In the statement submitted to MoT on May 11, the organisations argued:
“Tourism is not just a holiday. Local economies become dependent on tourism which slowly strangles traditional occupations like agriculture, fishing, pastoralism, arts and handicrafts. Land and beaches get taken over construction of tourism infrastructure affecting farmers, adivasis and fish workers. Artisans are co-opted into the tourism industry and often forced to compromise on their art to deliver cheap souvenirs. Then their social costs of tourism such as abuse of women and children, trafficking, child labour etc. because of tourism.

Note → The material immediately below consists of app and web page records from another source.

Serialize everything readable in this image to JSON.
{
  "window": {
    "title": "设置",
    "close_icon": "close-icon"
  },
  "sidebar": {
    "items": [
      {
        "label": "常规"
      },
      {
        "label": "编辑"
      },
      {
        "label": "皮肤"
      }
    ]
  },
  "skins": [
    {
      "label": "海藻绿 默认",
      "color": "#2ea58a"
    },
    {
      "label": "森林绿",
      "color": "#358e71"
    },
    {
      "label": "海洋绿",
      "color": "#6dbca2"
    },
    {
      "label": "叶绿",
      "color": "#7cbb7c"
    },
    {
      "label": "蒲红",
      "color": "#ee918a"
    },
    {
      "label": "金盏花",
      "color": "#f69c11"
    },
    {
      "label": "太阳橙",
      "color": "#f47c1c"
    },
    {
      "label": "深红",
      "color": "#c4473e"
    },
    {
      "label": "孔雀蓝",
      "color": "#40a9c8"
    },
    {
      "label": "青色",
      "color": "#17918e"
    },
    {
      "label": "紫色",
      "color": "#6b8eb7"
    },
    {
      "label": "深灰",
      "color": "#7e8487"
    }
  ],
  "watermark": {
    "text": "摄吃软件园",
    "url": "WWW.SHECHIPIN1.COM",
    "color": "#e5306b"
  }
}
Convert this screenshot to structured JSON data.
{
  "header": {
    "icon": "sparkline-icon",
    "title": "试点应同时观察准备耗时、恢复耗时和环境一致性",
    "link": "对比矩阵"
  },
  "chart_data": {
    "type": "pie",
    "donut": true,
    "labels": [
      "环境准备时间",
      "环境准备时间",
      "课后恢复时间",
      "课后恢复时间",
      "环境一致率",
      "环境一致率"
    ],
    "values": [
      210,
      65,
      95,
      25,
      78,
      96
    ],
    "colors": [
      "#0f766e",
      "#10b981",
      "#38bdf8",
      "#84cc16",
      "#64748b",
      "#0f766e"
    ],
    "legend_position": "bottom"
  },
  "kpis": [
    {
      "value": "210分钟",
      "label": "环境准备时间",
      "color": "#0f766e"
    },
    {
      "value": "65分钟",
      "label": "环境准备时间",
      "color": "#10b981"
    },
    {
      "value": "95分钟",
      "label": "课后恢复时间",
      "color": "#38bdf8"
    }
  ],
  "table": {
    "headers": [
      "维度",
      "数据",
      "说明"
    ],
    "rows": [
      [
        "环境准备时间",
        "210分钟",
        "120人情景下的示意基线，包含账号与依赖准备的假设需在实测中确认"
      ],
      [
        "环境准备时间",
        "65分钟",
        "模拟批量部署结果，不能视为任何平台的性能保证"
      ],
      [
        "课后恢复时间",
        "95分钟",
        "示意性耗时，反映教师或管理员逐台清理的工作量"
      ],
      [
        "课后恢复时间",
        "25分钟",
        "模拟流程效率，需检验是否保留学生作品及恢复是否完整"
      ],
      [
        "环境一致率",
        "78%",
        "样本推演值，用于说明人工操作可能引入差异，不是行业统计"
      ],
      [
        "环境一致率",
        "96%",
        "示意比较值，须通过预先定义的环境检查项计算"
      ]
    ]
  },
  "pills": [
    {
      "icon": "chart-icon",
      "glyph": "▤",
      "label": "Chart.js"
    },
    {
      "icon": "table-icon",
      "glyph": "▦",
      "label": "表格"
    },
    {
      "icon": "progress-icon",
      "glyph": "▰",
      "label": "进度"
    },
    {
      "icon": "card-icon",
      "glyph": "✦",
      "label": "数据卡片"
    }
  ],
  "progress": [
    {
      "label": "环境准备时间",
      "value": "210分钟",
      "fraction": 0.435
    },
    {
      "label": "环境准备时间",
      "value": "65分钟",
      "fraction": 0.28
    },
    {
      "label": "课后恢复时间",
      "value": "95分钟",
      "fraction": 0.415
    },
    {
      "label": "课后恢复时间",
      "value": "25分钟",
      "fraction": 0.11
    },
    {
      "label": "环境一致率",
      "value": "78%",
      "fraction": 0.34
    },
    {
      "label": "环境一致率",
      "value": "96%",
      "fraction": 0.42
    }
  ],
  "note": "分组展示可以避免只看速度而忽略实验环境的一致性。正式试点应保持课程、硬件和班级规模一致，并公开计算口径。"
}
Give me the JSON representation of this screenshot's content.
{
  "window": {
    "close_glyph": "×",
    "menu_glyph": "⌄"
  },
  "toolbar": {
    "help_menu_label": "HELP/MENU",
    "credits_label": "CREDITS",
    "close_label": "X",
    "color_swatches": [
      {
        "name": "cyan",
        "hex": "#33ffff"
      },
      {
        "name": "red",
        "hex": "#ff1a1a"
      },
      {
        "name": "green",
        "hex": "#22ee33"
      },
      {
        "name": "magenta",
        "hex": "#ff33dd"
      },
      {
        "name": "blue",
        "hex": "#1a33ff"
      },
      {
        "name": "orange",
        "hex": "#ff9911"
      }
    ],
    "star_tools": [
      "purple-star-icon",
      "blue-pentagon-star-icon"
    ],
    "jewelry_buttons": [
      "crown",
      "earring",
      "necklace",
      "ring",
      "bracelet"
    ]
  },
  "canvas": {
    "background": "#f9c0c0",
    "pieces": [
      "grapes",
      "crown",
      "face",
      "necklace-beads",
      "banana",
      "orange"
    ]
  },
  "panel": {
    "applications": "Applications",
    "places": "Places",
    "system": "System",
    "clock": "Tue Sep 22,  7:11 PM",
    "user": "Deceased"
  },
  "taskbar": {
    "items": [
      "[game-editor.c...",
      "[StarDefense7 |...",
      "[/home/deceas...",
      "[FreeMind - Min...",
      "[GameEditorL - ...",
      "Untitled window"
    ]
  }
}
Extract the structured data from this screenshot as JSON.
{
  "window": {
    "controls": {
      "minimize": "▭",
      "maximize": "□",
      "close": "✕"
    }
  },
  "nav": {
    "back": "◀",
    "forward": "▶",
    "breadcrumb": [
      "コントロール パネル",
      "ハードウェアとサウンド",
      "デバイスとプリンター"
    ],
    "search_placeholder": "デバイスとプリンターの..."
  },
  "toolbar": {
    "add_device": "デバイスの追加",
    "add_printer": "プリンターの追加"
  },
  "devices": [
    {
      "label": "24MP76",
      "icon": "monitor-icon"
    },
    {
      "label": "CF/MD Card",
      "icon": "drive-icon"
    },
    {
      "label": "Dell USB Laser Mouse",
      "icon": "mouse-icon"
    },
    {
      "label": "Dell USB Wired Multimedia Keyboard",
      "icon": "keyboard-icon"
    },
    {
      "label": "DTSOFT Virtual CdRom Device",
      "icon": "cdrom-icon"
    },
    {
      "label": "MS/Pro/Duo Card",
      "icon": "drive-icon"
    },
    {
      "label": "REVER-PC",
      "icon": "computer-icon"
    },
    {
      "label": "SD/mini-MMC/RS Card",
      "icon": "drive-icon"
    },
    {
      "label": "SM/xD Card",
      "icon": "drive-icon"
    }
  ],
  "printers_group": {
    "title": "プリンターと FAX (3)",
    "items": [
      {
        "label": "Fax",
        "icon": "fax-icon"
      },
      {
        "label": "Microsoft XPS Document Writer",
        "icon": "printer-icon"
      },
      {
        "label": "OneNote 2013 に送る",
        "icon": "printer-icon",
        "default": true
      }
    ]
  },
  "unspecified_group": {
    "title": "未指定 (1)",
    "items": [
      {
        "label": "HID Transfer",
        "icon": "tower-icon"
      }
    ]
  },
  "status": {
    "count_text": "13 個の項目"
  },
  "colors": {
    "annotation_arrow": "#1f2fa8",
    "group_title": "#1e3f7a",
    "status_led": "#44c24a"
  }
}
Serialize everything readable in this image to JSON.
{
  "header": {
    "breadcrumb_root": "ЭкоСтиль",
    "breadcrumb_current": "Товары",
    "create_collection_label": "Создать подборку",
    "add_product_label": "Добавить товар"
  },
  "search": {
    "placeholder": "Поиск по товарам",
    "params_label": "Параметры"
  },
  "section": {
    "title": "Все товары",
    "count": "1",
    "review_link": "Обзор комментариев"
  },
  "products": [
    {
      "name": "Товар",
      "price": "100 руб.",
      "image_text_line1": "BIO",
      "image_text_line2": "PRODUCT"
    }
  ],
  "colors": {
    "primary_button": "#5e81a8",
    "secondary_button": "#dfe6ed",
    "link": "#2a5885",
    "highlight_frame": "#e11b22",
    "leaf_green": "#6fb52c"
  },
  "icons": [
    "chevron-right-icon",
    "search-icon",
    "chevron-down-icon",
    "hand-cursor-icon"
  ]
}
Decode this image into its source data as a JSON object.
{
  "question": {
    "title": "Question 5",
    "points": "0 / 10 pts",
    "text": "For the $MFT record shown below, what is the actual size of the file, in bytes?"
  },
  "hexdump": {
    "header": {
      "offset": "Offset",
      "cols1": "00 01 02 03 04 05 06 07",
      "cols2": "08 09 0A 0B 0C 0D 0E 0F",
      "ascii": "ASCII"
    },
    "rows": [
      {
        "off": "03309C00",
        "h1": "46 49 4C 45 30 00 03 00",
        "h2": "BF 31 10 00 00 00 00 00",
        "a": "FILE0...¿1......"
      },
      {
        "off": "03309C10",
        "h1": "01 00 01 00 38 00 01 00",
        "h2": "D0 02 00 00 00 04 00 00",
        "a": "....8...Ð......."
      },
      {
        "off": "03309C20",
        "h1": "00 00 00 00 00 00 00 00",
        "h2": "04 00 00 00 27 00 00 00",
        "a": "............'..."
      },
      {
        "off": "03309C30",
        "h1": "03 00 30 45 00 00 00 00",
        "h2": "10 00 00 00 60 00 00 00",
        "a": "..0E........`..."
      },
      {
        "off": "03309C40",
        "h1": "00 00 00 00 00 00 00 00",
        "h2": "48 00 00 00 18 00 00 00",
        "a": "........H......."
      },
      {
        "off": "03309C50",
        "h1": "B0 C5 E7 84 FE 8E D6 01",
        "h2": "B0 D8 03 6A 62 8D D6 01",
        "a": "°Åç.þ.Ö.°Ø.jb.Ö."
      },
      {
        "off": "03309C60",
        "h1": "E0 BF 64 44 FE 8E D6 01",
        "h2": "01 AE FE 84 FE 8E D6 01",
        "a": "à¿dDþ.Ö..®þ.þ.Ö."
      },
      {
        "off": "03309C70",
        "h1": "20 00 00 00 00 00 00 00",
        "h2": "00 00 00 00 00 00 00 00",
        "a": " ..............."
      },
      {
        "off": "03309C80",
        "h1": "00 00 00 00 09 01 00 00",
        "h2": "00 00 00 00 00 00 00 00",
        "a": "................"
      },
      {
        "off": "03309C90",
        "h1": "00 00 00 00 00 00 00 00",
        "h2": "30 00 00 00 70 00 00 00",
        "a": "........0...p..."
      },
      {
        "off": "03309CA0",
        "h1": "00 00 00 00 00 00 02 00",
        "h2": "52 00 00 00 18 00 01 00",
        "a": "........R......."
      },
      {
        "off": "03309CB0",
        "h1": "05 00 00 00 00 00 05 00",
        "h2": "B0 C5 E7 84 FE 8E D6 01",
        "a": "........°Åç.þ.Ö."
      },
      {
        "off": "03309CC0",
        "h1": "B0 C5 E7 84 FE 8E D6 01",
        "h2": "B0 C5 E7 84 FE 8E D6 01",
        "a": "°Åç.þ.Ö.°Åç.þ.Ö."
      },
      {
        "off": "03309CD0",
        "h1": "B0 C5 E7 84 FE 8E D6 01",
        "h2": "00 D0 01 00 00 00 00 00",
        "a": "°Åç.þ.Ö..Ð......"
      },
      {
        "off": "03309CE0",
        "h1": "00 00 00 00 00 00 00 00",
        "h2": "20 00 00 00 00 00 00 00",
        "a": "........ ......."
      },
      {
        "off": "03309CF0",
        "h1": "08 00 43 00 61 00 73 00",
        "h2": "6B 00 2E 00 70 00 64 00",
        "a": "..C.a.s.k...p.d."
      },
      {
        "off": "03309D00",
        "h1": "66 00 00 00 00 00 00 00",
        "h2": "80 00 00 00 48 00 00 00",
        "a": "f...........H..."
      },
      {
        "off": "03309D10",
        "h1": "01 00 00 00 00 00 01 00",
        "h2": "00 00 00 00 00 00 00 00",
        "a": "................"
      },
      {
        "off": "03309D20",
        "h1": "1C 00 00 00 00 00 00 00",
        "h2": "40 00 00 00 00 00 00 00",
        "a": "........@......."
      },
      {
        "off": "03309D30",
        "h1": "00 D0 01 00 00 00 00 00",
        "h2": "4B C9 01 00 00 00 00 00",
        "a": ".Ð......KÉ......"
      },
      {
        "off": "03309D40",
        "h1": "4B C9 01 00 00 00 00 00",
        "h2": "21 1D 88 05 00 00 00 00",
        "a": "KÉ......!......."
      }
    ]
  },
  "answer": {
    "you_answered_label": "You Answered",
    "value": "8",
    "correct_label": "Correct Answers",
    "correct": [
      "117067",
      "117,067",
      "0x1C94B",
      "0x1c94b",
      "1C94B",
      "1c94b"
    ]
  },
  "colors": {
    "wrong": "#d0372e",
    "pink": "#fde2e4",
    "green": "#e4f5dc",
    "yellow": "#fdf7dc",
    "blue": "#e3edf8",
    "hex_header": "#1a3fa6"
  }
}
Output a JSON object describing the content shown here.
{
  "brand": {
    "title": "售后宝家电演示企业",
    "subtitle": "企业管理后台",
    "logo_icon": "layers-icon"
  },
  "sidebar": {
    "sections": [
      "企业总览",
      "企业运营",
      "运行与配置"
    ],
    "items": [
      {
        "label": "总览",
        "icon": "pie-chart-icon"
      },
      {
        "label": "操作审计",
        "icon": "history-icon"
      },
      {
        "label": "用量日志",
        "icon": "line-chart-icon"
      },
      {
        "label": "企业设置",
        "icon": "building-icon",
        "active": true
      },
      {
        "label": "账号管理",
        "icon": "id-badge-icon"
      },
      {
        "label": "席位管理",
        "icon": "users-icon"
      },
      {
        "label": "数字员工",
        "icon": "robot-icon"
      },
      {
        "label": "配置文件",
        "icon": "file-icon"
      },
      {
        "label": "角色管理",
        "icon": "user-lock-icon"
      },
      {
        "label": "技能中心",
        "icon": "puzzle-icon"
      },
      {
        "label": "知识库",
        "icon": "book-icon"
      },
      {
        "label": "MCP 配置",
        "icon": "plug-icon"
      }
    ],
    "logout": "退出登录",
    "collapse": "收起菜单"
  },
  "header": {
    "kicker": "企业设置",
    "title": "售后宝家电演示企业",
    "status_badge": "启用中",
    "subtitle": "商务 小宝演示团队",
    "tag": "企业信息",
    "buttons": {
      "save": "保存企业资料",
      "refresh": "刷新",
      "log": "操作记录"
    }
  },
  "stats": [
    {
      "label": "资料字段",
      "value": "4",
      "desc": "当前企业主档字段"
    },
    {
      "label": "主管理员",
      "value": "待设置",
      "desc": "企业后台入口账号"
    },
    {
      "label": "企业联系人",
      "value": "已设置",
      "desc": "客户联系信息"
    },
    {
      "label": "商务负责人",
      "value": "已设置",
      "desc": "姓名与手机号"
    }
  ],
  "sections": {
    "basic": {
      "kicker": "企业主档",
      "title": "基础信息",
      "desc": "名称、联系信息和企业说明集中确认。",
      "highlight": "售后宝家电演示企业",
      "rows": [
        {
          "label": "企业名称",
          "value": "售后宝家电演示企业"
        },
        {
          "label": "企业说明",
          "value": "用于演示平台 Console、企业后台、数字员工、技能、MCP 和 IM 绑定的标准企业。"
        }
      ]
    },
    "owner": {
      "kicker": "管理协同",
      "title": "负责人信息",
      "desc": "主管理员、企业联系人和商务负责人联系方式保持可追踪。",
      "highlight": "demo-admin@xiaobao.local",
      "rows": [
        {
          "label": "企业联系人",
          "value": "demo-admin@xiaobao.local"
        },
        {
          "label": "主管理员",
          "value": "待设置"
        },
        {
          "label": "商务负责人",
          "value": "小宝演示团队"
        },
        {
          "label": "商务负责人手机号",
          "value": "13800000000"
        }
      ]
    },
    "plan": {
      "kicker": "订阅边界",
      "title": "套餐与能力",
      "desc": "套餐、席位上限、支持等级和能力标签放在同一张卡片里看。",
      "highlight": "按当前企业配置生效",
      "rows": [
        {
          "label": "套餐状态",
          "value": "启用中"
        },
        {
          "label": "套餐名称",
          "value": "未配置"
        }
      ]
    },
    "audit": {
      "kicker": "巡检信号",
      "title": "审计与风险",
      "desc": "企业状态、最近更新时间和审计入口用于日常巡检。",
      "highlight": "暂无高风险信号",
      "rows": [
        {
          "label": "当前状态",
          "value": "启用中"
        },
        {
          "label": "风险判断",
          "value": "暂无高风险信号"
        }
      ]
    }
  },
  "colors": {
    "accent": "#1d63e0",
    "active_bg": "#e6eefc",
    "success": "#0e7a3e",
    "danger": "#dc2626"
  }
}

India has already experienced the many negative fallouts of unplanned and unregulated tourism but the draft policy seems to only concern itself with bringing more foreign tourists by focusing only on infrastructure and promotion of places.”
Speaking to The Wire, Father Maverick of the Goa-based Society for Responsible Tourism, a signatory to the statement, gave several examples of how local Goans making a living from tourism are threatened by corporatisation:
“Take the local taxi drivers. Big taxi companies are taking over their jobs. The bond locals can develop with tourists, the experience that they can give to a visitor, can’t be replaced by the faceless big companies. Or take the government’s policy on lifeguards. Earlier they were government employees and now the service has been privatised. So they are at the mercy of private players. There is no job security. Even the shacks policy of the government is flawed. It brought a model from Gujarat while the Goans have their own model of shacks. Locals build each shack in a different way, they show their weaving skills through the shacks and now there is a model they have to follow.”
Chanchani stated that, “The party’s policy in the 2014 manifestos sees the public-private partnership (PPP) as the vehicle for the promotion of pilgrim tourism in the country. Many state tourism departments are already looking at the model to restore and adopt historical and cultural assets into tourism products. This is a problem, as it will lead to large tracts of land being acquired where the regulation is with para-statal bodies. The schemes in the draft policy speak of slum upgradation, development of natural water bodies, golf courses, building of convention centres, aquamarine parks, shoreline development, and more. Where does this development fit in with the idea of sustainable development?”
In the joint statement, the organisations placed two demands. One, since the NTP will be the only directive-giving document for the sector, it needs to be given the same consideration as the passing of a legislation and therefore be brought to parliament for a discussion and a wider consensus. Two, a change in the mandate of the MoT should be reflected in the Second Schedule of the Government of India (Allocation of Business) “based on research and ground realities, privileging local community benefits and local economic growth.”